. Spectacular curtains of multi-colored light are found in these photographs of the fluorescent Northern Lights, or Aurora Borealis, taken by Forrest Baldwin in Alaska. (Courtesy of Kathi and Forrest Baldwin, Palmer, Alaska).
. The POLAR spacecraft looks down on an aurora from high above the Earth's north polar region in February 2000, showing the northern lights in their entirety. The glowing oval is 4.5 million meters across. The most intense aurora activity appears in bright red or yellow. The Earth's aurora is typically initiated by magnetic reconnection events in the Earth's magnetotail (Fig. 3.14), on the night side of the Earth. (Courtesy of the University of Iowa and NASA.)
. The eerie, beautiful glow of auroras can be detected from space, as shown in this image of the Aurora Australis, or Southern Lights, taken from the Space Shuttle Discovery. The colored emission of atomic oxygen extends upward to between 200 thousand and 300 thousand meters above the Earth's surface. (Courtesy of NASA.)
. High-energy electrons and ions cascade into Jupiter's upper atmosphere and create bright auroras at ultraviolet wavelengths. This composite image, taken by the Hubble Space Telescope in September 1997, shows ovals in both the northern and southern regions. Elongated trails outside the ovals, starting from the far left below the ovals and moving to the right, are believed to mark the locations where powerful electrical currents from the volcanic moon Io enter the Jovian atmosphere. (Courtesy of John Clarke, University of Michigan, the Space Telescope Science Institute, and NASA.)

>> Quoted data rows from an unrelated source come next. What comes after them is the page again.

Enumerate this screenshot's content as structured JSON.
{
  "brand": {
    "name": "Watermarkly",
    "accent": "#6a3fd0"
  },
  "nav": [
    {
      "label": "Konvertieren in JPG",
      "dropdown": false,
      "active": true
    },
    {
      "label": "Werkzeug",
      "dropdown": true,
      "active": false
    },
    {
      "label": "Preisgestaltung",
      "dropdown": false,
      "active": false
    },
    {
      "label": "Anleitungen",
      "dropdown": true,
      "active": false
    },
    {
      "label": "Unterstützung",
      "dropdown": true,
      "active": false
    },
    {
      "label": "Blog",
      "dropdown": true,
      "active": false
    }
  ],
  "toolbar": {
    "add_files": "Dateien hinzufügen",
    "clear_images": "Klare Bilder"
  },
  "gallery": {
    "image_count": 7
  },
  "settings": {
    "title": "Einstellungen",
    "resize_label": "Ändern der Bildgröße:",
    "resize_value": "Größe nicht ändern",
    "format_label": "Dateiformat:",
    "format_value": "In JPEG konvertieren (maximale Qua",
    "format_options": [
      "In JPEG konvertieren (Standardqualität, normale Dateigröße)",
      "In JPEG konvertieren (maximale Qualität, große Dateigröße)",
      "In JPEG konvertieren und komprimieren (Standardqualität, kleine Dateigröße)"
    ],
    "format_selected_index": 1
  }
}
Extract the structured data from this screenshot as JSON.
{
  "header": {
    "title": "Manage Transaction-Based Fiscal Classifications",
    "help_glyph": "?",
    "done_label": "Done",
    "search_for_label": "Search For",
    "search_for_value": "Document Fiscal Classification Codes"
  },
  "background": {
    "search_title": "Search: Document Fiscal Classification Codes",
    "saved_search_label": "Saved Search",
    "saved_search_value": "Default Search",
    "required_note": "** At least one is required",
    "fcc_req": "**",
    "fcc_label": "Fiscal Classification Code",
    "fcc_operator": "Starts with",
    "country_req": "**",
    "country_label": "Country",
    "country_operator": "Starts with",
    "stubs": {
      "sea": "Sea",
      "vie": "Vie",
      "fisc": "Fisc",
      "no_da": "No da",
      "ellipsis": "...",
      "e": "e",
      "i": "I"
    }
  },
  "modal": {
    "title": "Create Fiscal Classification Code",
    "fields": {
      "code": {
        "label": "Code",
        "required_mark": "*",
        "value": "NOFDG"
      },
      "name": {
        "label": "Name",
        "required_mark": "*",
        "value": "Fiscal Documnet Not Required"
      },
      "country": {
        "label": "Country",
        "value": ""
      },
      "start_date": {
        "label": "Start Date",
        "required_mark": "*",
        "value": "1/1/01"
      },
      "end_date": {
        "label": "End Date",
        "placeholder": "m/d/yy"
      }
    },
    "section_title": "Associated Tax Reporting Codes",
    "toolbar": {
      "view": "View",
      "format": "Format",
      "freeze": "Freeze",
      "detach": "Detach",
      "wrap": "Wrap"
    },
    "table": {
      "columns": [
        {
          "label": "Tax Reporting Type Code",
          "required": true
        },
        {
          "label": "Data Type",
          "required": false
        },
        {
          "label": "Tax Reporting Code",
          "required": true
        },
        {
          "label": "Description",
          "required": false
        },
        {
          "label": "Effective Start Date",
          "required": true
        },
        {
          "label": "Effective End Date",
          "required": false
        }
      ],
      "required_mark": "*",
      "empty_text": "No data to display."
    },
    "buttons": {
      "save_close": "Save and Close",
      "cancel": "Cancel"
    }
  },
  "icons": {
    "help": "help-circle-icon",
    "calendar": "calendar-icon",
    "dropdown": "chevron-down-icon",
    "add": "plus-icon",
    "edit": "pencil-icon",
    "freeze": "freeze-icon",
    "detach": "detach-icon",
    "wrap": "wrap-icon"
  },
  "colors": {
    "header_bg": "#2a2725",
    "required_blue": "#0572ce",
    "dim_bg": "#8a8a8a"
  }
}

. High-energy electrons and ions are captured from the solar wind and funneled down into Saturn's upper atmosphere, creating aurora ovals at its northern (upper left) and southern (lower right) magnetic poles. This ultraviolet image was recorded by the Hubble Space Telescope in October 1997. The bright red aurora features are dominated by emission from atomic hydrogen, while the white regions within them are emitted by molecular hydrogen. (Courtesy of John T. Trauger, Jet Propulsion Laboratory, the Space Telescope Science Institute, and NASA.)